Meilleurs avis

VA

Mar 19, 2018

This course (as Part A and C) is great - Dan is great in teaching and the content is perfect for anyone who wants to learn more about programming languages!\n\nWarning - you might end up loving FP :)

AA

Mar 24, 2018

Great course with really interesting and challenging assignments that allow to get more precise vision on programming languages (especially on PL's typing systems) and get experience with modern LISP

Filtrer par :

51 - 75 sur 96 Examens pour Programming Languages, Part B

par lander

Sep 04, 2017

excellent! vey helpful for ungraduates and programmer! need time to understand truly.

par Suvrat A

Sep 23, 2016

Dan Grossman is a really amazing teacher! Learnt a lot! :)

par Oleksandr O

Sep 17, 2017

I really enjoy the course and like how Dan explains everything. Very thoroughly and clear!

par ivan v

Oct 20, 2017

One of the best courses on the subject I ever had a chance to see.

par Allison C

Apr 09, 2018

I really enjoyed learning Racket and comparing and contrasting it with ML. Studying different languages has really helped me understand the strengths and weaknesses of each. Writing the "evaluator" was the best part of the course. Thanks to Dan Grossman and everyone else who put this course together.

par Jacob K

Jul 05, 2018

Just as good as the first segment of the course. Learned a lot of good material about dynamically vs statically typed languages and how languages are interpreted.

par Nester P

Jun 04, 2017

This course expands on the concepts learnt from Part A.

par Yuchong P

Jun 01, 2017

The course is really fantastic! It leads me to the world of Racket programming and guides me to many concepts in programming language theory (PLT).

par Stanislav K

Jul 07, 2017

It's hard not to see how much time and energy is spent on this course by the instructor and the team!

par Kevin X

Dec 18, 2016

This series is really the course you need to take if you feel not comfortable and want to know why(or describe the feelings) when you code in school or work.

par walker

Sep 11, 2016

I learn lots of important programming language concepts from here.

par Luiz C

Jul 05, 2018

Fantastic course, a must for anyone serious or interested about programming. Challenging, but time really well spent: Course very well organized, quality videos by a very engaging professor, and very interesting with gradual complexity exercises

par Yifeng M

Jul 13, 2017

One of the Best course I have ever taken. A great many of concrete examples. Thanks!

par Cheng Z

Jun 03, 2017

It is great fun to learn Racket and use it to implement an interpreter for MUPL.

par Shaohao Z

Sep 21, 2016

AMAZING COURSE!

par Alejandro M

Nov 21, 2016

Excellent!

par Brian W

May 06, 2017

Not as good as part (a). But still a great class!

par 郑

Dec 13, 2017

very good course!

par Peter B

Mar 12, 2017

Suitable even for experienced programmers.

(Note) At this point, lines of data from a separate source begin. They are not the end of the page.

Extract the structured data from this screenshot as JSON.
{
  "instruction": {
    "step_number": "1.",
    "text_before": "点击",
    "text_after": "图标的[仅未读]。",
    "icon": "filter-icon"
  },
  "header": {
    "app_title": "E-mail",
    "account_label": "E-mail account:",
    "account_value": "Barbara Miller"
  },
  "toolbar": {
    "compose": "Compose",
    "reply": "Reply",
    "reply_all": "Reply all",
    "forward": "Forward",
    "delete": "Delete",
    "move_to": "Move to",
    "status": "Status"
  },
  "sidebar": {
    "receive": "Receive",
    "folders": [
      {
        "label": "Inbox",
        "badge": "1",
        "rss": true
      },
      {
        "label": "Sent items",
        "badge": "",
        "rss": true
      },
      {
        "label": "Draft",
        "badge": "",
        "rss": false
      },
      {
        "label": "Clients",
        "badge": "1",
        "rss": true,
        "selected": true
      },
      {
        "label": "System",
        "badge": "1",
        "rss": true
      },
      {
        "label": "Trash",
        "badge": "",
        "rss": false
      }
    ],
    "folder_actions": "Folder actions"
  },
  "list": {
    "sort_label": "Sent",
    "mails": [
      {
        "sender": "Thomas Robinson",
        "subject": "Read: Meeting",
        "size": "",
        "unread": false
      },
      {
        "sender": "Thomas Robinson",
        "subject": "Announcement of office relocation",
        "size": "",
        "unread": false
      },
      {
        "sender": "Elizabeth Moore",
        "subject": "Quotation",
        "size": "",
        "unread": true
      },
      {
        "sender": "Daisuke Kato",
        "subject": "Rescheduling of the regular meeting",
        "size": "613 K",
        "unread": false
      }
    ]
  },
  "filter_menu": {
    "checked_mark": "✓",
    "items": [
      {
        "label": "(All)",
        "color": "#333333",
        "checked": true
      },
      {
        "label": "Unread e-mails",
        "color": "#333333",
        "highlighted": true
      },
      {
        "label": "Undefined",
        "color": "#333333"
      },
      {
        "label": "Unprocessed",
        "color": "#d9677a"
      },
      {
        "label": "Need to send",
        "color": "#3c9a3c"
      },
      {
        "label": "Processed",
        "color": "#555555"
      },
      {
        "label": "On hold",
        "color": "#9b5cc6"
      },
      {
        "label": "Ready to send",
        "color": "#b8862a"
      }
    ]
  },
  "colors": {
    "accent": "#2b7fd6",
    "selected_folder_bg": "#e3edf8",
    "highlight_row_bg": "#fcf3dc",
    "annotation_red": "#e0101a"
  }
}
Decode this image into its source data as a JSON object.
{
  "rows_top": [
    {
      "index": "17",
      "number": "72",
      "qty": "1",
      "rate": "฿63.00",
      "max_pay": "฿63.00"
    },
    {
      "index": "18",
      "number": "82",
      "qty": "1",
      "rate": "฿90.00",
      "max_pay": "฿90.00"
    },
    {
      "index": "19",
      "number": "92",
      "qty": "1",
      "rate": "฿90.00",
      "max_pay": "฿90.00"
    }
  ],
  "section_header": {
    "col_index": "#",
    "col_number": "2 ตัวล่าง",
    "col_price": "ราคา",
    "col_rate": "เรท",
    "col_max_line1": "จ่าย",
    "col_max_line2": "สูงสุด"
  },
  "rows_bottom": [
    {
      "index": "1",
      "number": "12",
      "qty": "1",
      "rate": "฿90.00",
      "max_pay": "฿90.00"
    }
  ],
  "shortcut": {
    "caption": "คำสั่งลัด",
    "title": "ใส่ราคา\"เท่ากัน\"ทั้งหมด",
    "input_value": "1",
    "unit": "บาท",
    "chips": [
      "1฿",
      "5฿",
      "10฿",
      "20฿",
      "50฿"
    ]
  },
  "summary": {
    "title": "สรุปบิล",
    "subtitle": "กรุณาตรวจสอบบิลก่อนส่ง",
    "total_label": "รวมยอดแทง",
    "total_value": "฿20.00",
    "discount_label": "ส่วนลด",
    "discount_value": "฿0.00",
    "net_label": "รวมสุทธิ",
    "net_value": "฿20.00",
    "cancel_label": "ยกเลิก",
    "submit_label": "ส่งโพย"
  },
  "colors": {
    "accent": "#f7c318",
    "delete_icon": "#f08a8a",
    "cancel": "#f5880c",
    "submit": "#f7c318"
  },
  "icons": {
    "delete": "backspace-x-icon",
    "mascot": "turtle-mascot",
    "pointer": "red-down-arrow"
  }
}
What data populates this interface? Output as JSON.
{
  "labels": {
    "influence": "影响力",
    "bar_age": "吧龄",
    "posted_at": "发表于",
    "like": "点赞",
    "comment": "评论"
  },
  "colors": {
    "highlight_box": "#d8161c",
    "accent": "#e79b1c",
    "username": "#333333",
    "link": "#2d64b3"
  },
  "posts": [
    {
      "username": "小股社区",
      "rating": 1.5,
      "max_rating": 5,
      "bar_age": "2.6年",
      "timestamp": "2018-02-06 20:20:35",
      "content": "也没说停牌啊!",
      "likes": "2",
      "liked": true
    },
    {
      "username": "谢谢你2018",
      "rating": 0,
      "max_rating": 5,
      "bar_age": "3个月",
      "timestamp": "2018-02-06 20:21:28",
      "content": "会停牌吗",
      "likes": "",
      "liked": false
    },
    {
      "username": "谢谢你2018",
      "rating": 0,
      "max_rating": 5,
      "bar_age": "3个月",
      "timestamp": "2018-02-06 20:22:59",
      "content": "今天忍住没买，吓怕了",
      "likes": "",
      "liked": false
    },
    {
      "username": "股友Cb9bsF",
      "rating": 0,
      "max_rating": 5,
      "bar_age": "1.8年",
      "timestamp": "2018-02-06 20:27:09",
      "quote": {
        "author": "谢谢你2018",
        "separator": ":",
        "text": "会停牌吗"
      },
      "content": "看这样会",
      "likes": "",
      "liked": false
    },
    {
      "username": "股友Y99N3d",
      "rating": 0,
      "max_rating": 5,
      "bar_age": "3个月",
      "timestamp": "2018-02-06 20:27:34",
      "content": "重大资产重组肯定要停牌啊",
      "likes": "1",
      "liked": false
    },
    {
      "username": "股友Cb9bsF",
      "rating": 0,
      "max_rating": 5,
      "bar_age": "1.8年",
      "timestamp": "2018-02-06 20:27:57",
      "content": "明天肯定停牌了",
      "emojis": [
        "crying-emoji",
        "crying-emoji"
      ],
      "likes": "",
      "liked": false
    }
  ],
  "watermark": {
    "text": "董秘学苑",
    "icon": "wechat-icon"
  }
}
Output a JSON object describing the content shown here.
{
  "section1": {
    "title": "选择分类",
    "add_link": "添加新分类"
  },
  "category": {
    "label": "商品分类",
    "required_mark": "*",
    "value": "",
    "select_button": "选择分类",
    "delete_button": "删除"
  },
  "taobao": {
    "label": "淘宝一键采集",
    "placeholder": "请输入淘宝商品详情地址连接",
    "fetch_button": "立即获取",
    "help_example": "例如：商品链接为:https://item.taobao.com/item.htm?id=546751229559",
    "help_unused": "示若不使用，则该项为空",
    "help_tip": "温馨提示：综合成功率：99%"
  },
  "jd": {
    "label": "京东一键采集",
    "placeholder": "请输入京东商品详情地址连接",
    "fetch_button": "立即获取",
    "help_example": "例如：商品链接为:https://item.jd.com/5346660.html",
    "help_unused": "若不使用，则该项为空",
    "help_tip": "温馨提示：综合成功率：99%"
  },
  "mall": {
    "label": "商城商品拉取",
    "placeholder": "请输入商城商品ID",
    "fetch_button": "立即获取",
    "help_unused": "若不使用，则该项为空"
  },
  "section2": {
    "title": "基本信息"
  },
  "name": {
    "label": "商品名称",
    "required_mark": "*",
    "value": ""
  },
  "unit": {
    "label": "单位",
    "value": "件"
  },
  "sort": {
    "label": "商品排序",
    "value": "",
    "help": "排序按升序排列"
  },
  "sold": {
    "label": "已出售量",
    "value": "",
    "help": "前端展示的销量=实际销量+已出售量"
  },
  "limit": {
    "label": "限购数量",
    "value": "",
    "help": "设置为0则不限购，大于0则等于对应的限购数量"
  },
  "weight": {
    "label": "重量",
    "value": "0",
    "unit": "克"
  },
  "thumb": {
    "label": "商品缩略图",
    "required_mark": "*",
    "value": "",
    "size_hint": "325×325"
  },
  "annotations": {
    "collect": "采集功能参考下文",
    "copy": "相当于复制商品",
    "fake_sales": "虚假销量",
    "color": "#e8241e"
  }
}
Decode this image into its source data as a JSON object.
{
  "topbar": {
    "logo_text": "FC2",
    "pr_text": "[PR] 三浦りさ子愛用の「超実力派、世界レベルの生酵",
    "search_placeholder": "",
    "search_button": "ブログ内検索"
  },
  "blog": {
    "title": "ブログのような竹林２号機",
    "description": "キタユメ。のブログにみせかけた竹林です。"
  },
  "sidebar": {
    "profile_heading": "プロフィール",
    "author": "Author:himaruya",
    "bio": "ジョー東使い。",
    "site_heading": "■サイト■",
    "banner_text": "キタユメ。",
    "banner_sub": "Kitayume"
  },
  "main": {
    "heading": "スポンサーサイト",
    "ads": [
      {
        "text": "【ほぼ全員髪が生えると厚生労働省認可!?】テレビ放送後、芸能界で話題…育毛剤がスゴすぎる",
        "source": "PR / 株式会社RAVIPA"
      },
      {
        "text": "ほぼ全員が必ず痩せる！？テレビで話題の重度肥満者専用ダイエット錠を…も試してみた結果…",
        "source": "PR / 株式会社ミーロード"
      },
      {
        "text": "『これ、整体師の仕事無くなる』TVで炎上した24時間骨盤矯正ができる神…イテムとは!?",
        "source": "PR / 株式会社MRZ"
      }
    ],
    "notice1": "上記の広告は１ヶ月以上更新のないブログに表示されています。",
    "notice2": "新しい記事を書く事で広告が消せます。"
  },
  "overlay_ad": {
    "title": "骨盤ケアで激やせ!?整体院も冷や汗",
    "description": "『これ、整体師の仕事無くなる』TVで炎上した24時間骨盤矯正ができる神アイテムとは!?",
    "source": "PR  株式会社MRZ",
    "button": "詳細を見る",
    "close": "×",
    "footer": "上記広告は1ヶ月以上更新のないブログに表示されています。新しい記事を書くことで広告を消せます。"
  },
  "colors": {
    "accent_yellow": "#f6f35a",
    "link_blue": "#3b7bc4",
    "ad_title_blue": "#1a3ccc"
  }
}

Excellent presentation of fundamental programming concepts.

Exercises are challenging but rewarding.

par danijel k

Nov 10, 2017

The best teacher I've had chance to listen to. I've completed his corse on programming languages several years ago but always like to return and listen again. It's two things like good movie one can always return to and learn something new, or learn how to be a good teacher, and as Dan says: painting that fence. :)

par Noah P

Sep 20, 2016

good course, writing an interpreter in racket was fun

par Suchith J N

Feb 02, 2017

The assignment is challenging. This course gives a very good idea of how an interpreter works.

par ChristopherKing

Apr 18, 2018

One of the best course on coursera, every cs student should take it.

par Krishna A

Jul 29, 2017

Excellent course, which continues where Part A left off. The use of Racket (dynamically typed) language, presents an interesting contrast with ML and drives home the point of some of the design decisions involved in language design. Thoroughly enjoyed implementing the sample interpreter.

par Deleted A

Oct 03, 2016

Great course on Racket. Fun writing your own interpreter.